Getting to the Root

Posted by on May 9, 2014 in Blog | 0 comments

There is lots of buzz in the world of Arboriculture and Urban Forestry about the “value” of existing mature trees. Peter was quoted in the Star Tribune this week in an article about this topic. It is an ongoing discussion in our office, and we are always interested in innovative methods to help us save this trees we know are really invaluable.


Getting to the root of saving mature trees

  • Article by: DON JACOBSON , Special to the Star Tribune
  • Updated: May 8, 2014 – 4:53 PM

With pressure on commercial property owners to “green up” their outdoor landscapes coming from local governments and environmentally conscious tenants, some of them are discovering that saving a distressed mature tree — while not cheap — can be good for both the soul and the bottom line.

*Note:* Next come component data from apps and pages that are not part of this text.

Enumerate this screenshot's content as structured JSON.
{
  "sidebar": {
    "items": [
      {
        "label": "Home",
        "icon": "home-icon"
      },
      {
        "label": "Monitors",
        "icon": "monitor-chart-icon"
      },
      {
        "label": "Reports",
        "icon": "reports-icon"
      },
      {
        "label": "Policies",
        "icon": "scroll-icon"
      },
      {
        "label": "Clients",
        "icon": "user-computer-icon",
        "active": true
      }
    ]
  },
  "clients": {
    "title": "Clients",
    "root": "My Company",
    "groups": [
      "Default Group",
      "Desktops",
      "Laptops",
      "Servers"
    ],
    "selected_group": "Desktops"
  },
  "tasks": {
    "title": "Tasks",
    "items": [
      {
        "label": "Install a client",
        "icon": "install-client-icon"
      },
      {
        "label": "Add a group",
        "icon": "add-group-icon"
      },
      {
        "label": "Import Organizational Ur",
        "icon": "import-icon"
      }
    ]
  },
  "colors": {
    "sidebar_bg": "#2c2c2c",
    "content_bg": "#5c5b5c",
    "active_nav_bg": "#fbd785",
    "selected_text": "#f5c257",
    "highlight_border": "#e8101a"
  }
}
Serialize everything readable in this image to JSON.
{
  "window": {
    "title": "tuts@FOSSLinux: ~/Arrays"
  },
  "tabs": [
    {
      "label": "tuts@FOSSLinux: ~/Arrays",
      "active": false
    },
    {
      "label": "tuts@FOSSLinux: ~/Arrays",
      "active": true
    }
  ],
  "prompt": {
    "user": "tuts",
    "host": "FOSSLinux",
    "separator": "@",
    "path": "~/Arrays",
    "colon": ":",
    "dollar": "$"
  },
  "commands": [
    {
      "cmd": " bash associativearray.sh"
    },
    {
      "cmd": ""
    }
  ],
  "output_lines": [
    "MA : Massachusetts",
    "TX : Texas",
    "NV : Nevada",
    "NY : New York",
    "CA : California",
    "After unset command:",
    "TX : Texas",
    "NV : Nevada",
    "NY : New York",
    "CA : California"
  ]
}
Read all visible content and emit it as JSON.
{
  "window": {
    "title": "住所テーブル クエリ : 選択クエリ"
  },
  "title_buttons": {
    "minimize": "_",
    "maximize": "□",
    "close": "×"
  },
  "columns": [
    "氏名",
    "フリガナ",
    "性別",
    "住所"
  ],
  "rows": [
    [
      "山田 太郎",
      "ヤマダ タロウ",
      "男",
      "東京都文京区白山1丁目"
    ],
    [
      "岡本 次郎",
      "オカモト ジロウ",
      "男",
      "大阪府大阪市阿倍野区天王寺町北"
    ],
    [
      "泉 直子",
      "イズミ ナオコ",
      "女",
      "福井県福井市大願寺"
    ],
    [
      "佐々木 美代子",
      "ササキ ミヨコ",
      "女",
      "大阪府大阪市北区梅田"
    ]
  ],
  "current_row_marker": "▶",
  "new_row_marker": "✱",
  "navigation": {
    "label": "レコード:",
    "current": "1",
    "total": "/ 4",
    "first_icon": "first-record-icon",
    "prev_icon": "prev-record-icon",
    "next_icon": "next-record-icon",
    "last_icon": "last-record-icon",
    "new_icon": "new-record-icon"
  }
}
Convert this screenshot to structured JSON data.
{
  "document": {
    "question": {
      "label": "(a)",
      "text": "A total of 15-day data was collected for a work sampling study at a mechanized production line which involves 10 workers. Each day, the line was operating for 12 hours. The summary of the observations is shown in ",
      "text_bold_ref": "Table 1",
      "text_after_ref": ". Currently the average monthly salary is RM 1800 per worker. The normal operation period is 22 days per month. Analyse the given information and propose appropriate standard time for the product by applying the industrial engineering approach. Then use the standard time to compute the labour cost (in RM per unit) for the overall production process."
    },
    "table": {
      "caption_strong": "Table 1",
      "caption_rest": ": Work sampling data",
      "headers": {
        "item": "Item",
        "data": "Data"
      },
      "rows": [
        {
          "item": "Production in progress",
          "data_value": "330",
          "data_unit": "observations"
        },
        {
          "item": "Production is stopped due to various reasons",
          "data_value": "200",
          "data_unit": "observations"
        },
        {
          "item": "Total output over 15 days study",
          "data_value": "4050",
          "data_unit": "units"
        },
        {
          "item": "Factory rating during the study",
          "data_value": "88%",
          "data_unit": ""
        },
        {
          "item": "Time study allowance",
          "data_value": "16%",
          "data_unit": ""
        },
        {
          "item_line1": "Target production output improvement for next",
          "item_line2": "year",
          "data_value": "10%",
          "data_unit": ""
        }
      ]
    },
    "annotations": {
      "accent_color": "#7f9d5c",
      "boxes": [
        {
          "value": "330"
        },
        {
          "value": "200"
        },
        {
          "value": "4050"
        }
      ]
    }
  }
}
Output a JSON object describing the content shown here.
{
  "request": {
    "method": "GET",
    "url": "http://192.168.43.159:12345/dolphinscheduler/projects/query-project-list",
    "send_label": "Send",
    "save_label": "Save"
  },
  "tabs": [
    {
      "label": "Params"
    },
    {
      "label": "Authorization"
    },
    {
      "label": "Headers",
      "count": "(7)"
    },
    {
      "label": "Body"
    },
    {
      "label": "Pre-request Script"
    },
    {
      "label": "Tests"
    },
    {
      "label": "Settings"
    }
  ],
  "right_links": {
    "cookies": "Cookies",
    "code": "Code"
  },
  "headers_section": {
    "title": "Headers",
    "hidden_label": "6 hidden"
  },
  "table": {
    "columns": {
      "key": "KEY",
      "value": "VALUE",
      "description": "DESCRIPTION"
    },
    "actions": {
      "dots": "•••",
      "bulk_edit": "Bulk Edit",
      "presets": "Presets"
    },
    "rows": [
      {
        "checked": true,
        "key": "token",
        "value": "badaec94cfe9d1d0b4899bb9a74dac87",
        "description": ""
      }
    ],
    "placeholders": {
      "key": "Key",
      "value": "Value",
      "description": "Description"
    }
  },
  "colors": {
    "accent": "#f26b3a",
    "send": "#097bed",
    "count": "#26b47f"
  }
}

While there isn’t much argument about their benefits to a commercial property, the trees aren’t feeling the love back, arborists and landscape architects say. That’s because typical soil conditions around apartment buildings, office campuses and suburban malls are too poor to promote healthy growth, and property owners often seem unwilling to spend upfront to condition their soils properly.

This often results in desperate calls to arborists such as Bartlett Tree Experts to rescue valuable dying trees. To answer the demand, Stamford, Conn.-based Bartlett, which has local offices in Plymouth and West St. Paul, is expanding its services for commercial properties by touting a proprietary “root invigoration” system that uses a supersonic air tool to loosen compacted urban soils around trees.

“After we do a soil analysis, we can use the air tiller to quickly fluff up the soil all the way out to a tree’s drip line [the ring on ground level that receives most of the rainwater shed from the tree canopy],” Heaton said. “This allows water and nutrients to reach a tree’s feeder roots.”

Hoping to get more landscape architects, academic researchers and government forestry officials interested in this so-called Root-Rx process, Bartlett staged a demonstration this week at Como Park Zoo in St. Paul, where zoo officials are hoping to rescue a high-profile bur oak at the entrance of its new, $11 million gorilla forest exhibit.

Arborist Jonathan Heaton and Tom Smiley, a Bartlett arboriculture researcher and adjunct professor at Clemson University, explained to the gathering that workers using a type of “air spade” originally developed to search for land mines can break up compacted soil far more efficiently than previous methods such as drilling holes, all without disturbing a tree’s delicate root system.

The next step is to mix in fertilizer, mycorrhizal fungus spores and an organic matter developed by Bartlett known as biochar. This material is derived from biomass such as wood chips, crop residues and manures processed with heat in a low- or no-oxygen environment to produce a carbon-enriched charcoal that promotes microbial activity.

After that’s completed, the area around the struggling tree is covered with mulch. The results, Smiley says, are dramatic, with some tree canopies recovering their leaf foliage after just one or two years.

Commercial building owners are noticing and are becoming a bigger segment of the company’s clientele, which has historically served residential homeowners.

“Studies have shown that people who live in apartments and office workers appreciate the benefits of tress in the landscape and that it makes a better environment for them,” Smiley said.

The work isn’t cheap at $750 per tree, but the long-term benefits of saving mature trees are worth it, said landscape architect Peter MacDonagh of Edina-based Kestrel Design Group, whose recent work has included designing green roofs for Target Center and the Minneapolis Central Library.

“I know that this process has worked, we’ve done it on a number projects over the years,” he said. “The key thing to understand is that the value of a bigger tree to a property is not just a little bit more than a smaller one — it’s orders of magnitude higher. That’s based on U.S. Forest Service calculations of the worth of trees not just for property values, but also for countering air pollution and managing stormwater.”